Excerpts from an interface dataset
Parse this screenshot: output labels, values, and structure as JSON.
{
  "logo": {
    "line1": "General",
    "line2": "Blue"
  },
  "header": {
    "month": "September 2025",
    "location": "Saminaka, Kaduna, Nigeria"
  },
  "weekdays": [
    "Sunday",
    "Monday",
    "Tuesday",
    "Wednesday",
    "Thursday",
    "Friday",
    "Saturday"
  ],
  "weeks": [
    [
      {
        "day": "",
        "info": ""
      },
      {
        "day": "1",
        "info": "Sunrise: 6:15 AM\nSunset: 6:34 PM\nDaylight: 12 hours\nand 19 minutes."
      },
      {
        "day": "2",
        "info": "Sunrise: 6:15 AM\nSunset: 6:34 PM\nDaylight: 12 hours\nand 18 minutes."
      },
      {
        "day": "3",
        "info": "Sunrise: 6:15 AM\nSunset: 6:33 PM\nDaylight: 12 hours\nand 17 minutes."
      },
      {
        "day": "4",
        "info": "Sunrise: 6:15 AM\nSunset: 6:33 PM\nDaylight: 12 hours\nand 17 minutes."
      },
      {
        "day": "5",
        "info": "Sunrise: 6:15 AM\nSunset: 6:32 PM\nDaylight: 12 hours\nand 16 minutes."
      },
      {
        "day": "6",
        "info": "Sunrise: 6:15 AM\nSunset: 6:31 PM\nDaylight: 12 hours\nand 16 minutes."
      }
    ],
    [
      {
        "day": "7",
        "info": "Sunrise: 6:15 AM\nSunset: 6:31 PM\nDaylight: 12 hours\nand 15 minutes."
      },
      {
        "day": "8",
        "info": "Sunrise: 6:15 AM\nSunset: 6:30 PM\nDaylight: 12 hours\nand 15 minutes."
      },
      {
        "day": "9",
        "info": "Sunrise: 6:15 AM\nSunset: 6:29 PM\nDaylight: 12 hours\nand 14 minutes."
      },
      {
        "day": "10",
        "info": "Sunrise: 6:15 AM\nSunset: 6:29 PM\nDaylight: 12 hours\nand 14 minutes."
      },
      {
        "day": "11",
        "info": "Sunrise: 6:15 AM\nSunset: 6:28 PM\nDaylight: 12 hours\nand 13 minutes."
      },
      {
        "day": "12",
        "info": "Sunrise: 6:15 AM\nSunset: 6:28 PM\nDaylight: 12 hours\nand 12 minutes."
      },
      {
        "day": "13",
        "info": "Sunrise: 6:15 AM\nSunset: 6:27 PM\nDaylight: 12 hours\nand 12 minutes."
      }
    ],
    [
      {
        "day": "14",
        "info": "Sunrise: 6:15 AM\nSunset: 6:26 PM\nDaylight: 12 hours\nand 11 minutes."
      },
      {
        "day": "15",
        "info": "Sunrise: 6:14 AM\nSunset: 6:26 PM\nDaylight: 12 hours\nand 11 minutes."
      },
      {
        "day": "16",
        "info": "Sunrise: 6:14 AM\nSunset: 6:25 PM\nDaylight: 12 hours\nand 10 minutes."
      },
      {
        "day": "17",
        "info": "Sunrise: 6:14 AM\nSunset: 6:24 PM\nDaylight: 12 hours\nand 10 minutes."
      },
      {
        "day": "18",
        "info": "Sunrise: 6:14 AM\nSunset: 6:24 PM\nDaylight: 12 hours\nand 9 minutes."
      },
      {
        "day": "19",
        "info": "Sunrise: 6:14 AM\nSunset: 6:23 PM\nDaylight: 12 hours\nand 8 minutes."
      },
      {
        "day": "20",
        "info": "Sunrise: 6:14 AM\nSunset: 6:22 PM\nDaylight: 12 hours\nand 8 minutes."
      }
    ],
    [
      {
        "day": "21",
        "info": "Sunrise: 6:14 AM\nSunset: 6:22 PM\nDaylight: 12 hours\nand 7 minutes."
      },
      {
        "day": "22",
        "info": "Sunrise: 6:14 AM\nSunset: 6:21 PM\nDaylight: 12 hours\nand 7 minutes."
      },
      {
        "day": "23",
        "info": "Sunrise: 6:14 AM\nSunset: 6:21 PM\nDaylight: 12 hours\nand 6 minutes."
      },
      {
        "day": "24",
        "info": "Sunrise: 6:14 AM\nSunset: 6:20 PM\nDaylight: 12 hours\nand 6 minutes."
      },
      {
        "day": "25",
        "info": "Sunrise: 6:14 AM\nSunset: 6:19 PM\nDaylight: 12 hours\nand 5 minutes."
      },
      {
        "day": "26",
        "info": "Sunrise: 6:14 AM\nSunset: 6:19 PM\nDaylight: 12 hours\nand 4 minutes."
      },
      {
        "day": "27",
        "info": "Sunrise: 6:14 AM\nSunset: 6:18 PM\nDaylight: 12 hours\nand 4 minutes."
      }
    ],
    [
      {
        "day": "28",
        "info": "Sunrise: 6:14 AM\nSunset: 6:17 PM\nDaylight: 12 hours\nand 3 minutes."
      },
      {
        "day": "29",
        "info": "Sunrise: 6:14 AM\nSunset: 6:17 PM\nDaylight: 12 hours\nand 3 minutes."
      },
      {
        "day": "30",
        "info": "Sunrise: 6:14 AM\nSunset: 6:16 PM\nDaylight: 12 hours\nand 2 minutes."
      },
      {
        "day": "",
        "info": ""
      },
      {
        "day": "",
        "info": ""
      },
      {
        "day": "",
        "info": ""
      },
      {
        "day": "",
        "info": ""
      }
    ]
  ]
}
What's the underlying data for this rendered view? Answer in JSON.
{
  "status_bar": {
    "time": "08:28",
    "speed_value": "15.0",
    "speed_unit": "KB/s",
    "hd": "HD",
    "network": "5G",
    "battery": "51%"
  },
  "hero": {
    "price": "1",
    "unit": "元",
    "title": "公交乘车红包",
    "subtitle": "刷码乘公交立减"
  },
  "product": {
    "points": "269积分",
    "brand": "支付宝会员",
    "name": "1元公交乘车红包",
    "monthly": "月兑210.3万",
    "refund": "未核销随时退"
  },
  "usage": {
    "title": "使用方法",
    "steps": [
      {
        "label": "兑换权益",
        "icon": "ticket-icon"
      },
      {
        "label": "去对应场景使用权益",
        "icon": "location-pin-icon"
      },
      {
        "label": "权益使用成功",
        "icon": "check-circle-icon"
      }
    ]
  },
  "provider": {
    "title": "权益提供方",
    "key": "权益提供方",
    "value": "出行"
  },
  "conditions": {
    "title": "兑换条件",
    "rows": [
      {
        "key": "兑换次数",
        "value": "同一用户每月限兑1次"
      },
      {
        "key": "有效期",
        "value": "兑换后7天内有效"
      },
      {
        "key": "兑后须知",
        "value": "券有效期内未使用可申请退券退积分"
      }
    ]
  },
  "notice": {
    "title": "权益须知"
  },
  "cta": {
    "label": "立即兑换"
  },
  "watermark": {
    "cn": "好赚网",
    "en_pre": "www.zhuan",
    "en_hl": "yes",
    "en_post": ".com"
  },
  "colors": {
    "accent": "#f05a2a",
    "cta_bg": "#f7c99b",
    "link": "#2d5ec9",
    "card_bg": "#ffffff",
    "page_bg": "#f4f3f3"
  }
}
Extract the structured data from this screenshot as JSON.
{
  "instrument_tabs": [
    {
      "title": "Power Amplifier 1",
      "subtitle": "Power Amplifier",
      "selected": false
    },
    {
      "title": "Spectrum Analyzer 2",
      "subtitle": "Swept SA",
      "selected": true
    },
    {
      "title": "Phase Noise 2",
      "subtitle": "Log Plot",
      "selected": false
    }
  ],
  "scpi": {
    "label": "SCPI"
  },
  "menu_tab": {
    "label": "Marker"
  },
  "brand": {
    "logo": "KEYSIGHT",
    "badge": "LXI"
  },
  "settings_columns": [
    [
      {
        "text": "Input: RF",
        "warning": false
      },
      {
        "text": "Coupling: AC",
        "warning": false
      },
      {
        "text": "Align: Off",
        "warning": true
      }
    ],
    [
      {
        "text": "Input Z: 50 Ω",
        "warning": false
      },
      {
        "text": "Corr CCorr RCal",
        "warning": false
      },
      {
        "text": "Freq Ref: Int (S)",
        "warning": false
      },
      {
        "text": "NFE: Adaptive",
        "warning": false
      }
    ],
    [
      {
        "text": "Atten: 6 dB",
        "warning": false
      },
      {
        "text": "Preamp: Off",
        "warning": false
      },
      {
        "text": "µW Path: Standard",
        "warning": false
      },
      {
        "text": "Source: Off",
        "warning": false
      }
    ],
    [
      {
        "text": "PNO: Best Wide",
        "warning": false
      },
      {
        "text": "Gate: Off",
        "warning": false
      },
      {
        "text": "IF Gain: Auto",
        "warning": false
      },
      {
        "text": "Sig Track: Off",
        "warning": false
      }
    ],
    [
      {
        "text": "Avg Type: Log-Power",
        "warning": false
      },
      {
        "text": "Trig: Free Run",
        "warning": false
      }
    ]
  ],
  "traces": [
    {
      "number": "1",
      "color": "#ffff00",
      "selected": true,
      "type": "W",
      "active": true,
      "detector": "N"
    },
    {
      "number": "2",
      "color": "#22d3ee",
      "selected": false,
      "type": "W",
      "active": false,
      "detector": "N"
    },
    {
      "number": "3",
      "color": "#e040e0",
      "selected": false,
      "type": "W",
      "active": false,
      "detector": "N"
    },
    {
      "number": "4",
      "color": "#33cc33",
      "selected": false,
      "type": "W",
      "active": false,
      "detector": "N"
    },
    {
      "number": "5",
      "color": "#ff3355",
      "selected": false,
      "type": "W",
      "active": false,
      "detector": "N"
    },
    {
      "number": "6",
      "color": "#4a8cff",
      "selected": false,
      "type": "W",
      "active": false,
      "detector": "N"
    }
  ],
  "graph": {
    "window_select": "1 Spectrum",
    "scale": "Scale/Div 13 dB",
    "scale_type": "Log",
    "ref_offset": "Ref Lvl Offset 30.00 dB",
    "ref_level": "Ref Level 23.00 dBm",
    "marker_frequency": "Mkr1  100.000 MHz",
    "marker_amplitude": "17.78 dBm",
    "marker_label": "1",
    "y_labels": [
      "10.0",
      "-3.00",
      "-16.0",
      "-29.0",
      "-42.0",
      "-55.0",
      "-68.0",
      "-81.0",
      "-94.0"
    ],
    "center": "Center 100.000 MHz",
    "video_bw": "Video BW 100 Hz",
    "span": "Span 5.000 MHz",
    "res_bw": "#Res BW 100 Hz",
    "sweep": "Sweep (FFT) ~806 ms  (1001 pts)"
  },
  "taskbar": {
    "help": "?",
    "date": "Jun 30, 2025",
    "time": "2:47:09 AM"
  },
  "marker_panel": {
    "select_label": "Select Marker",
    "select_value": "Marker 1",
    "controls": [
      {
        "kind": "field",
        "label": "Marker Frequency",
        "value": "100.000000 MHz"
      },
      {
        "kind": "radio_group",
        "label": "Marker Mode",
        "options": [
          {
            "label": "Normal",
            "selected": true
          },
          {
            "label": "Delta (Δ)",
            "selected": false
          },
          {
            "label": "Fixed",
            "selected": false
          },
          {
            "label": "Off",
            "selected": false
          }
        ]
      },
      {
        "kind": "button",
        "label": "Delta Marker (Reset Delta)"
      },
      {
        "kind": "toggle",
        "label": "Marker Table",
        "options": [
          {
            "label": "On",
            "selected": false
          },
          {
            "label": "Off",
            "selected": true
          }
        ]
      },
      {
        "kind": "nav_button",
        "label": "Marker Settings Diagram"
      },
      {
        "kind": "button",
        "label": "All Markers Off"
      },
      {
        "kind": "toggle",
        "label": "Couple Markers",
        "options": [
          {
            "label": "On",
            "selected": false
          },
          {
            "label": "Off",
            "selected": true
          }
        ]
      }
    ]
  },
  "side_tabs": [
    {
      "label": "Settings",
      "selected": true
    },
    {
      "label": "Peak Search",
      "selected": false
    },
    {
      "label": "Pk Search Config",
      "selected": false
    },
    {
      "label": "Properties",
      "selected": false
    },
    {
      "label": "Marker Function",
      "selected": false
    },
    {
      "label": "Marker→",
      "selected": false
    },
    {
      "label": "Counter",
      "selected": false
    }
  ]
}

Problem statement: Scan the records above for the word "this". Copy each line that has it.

Response area:
Parse this screenshot: output labels, values, and structure as JSON.
What's the underlying data for this rendered view? Answer in JSON.
Extract the structured data from this screenshot as JSON.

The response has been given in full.